UK’s music industry organisations have won a High Court battle over measures introduced by the Government to allow public to lawfully copy CDs for their own private use.
The legislation of transferring music from purchased CDs to MP3s, which took about five years to implement, was condemned by music organisations after they disagreed with the Government’s conclusion that the change would not cause financial harm to the music industry, the Independent reported.
The Musician’s Union, the British Academy of Songwriters, Composers and Authors and UK Music all applied for a judicial review of the new legislation in November 2014, despite the Government reasoning that legalising transfers would be “in the best interest” of consumers.
Although the music groups were not against private copying they suggested that there should be a tax on blank media, such as blank CDs, hard drives and memory sticks. They suggested this money could then be shared between rights holders, a strategy already employed in other European countries.

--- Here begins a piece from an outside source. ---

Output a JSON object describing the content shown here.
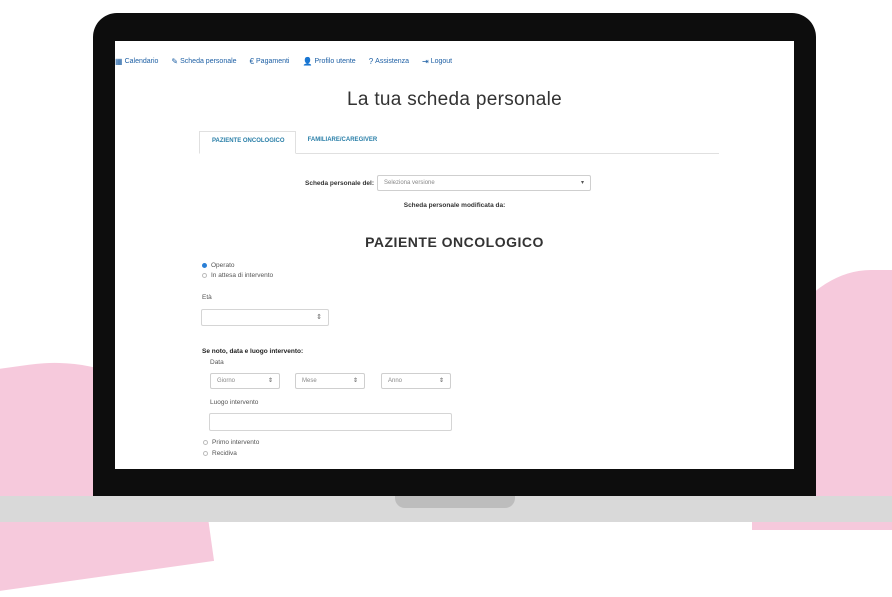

A new hearing was scheduled for July to decide what action should be taken in response to the High Court’s judgement and will determine whether private copying exceptions should be abolished from UK law.